Planning an Outdoor Trip Step 2: Make a Day Planner
Once you have this research done, write down your trip schedule day by day. You don’t need to go minute by minute, but you need to have an idea of where you will be and what you will be doing. You can then use that schedule to buy the right tickets and camping permits and make the correct reservations before leaving home.
When preparing for our trip, we wrote down a day-by-day plan of where we would be, what hikes we planned to do, and when we would be coming off the mountain and moving on. This was critical because we knew we needed to plan rest days and allow for travel time in between destinations.
If you are doing something physical like backpacking, account for rest and recovery time. You don’t want to burn yourself out, plus scheduling some free time allows you to relax and enjoy where you are.
Include travel times, trail difficulty, and special notes about places (i.e., prices and specific regulations) in your itinerary and print out any maps and directions that are available. Don’t rely on a phone that could run out of juice or lose service, leaving you lost in an unfamiliar place.

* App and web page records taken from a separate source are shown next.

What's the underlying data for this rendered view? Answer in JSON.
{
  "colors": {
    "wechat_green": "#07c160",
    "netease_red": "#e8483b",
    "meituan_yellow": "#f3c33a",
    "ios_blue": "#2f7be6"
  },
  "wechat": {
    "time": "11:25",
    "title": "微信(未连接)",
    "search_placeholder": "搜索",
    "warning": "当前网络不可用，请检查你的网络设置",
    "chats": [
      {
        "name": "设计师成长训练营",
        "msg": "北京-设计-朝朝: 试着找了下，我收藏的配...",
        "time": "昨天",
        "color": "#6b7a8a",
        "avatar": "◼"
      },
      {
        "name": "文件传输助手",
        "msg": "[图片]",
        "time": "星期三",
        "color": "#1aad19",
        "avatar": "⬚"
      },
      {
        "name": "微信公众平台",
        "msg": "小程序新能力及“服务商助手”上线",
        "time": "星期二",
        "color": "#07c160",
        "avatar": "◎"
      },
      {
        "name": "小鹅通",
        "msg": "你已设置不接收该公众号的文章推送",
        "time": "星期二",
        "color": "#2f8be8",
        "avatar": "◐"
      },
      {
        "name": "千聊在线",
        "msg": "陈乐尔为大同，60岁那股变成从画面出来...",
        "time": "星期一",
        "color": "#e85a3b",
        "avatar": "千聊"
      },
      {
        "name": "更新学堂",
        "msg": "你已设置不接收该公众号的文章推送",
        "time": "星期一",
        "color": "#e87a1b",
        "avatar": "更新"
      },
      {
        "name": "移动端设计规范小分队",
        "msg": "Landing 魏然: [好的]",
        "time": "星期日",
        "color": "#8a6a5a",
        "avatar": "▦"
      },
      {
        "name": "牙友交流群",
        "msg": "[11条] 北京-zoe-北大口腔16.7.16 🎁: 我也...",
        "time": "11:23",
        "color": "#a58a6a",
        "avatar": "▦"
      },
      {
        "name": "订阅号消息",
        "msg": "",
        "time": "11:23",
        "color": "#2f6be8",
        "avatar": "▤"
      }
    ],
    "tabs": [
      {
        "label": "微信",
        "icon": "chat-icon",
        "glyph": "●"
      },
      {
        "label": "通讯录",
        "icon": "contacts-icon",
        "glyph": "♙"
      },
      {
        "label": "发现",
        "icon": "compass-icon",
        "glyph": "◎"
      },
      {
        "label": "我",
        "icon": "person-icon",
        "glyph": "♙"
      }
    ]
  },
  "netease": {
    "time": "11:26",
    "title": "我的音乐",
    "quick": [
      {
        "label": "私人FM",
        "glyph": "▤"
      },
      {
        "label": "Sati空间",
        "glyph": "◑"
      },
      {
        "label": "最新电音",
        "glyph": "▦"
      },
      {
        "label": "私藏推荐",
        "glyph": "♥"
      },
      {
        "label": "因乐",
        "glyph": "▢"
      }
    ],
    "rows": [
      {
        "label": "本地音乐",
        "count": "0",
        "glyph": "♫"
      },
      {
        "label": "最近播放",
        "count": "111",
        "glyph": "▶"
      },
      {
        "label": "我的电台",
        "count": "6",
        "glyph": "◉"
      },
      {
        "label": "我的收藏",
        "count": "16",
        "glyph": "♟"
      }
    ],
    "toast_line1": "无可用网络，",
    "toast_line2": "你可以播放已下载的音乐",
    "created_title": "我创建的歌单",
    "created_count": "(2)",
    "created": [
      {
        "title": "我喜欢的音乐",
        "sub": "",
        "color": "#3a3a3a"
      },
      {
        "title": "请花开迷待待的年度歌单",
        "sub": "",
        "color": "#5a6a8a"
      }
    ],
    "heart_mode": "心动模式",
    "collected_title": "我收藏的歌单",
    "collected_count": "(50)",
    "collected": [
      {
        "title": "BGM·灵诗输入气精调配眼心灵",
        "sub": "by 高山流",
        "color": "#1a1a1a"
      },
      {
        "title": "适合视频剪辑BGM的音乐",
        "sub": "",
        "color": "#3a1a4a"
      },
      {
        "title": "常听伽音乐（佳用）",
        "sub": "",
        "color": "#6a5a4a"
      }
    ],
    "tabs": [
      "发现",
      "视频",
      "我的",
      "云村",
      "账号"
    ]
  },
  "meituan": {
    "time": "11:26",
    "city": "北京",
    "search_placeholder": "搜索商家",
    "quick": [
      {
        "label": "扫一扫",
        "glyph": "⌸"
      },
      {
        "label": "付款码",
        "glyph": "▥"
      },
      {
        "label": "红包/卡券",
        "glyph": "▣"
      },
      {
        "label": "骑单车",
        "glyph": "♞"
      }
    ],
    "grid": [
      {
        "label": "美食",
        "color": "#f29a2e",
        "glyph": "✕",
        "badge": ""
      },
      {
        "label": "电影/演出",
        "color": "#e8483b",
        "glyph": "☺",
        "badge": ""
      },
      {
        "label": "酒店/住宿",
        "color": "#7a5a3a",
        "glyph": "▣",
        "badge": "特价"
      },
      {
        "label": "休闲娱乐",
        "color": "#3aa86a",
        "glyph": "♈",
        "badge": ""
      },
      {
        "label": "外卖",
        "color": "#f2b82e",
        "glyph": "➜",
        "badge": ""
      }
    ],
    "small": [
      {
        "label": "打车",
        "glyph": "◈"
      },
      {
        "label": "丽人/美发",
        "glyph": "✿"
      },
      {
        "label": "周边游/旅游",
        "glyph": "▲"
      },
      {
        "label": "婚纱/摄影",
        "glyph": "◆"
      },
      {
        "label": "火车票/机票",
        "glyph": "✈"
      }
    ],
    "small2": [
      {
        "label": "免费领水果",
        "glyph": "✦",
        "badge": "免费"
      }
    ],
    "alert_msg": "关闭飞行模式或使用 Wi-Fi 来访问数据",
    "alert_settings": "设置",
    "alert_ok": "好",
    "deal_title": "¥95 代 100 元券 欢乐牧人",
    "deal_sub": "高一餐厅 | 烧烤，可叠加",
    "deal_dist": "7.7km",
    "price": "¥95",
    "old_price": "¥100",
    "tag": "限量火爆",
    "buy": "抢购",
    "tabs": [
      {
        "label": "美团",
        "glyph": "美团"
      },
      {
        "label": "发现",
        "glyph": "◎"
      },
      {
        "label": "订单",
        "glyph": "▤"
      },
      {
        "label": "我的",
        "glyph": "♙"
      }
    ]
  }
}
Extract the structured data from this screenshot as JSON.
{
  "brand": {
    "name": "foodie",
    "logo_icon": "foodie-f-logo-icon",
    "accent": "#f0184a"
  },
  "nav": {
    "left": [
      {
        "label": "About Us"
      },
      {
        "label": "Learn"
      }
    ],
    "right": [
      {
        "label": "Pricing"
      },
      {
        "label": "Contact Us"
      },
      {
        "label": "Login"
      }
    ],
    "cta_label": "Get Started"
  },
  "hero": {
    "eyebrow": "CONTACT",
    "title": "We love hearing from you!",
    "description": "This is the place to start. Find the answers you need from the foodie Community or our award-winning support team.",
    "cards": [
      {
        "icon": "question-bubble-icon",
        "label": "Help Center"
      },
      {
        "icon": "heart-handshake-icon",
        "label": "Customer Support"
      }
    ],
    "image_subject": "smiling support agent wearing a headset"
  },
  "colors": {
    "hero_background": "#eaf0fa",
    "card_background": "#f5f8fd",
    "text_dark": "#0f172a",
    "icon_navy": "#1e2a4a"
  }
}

In the middle of the backcountry, we saw a family trudging through knee-deep snow, following a “trail” marked on the woman’s phone. They were nowhere near where the trail was actually located. Don’t be that person. Have a map.
Even though you have an itinerary, don’t compromise your safety just to stick to it. Be flexible and willing to change plans as necessary.
Step 3: Tell Somebody Where You’ll Be and When
Whether you are traveling solo or with somebody, it is important to tell someone where you are going as precisely as possible. Give someone a rough idea of where you will be geographically and for how many days, or send them a copy of your itinerary and that day planner you made.
If you are exploring the outdoors on your own, this is an especially important step. If something happens, people need to know where to locate you if they don’t hear from you. On our trip, we visited multiple backcountry locations for multiple days each, so it was important for us to tell our families when we would be on a mountain and when we wouldn’t be. It helps alleviate stress for you and for those who care about you.
After you write an itinerary and have the basics of planning an outdoor trip done, it’s time to move on to planning food preparation and packing your gear!
More Adventure 101
Making a Hiking Road Trip Food Plan | How to Pack for a Big Outdoor Trip